• Journal Article

The Genome Sequence DataBase (GSDB): Improving data quality and data access

Citation

Harger, C., Skupski, M., Bingham, J., Farmer, A., Hoisie, S., Hraber, P., ... Schad, P. (1998). The Genome Sequence DataBase (GSDB): Improving data quality and data access. Nucleic Acids Research, 26(1), 21-26. DOI: 10.1093/nar/26.1.21

Abstract

In 1997 the primary focus of the Genome Sequence DataBase (GSDB; www.ncgr.org/gsdb) located at the National Center for Genome Resources was to improve data quality and accessibility. Efforts to increase the quality of data within the database included two major projects; one to identify and remove all vector contamination from sequences in the database and one to create premier sequence sets (including both alignments and discontiguous sequences). Data accessibility was improved during the course of the last year in several ways.

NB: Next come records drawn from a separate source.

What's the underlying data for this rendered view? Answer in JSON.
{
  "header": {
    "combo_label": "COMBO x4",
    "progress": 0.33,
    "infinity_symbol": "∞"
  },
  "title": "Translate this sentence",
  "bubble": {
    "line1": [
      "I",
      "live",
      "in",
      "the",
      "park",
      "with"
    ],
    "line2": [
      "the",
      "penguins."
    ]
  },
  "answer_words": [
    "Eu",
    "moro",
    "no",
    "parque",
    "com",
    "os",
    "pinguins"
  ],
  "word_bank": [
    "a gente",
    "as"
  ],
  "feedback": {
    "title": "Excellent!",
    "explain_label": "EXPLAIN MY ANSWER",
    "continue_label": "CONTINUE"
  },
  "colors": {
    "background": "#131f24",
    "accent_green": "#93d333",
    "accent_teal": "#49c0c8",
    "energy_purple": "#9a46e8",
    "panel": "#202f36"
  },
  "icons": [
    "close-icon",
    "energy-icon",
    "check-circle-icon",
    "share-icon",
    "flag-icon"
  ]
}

First, a graphical database sequence viewer was made available to researchers. Second, an update process was implemented for the web-based query tool, Maestro. Third, a web-based tool, Excerpt, was developed to retrieve selected regions of any sequence in the database. And lastly, a GSDB flatfile that contains annotation unique to GSDB (e.g., sequence analysis and alignment data) was developed. Additionally, the GSDB web site provides a tool for the detection of matrix attachment regions (MARs), which can be used to identify regions of high coding potential. The ultimate goal of this work is to make GSDB a more useful resource for genomic comparison studies and gene level studies by improving data quality and by providing data access capabilities that are consistent with the needs of both types of studies.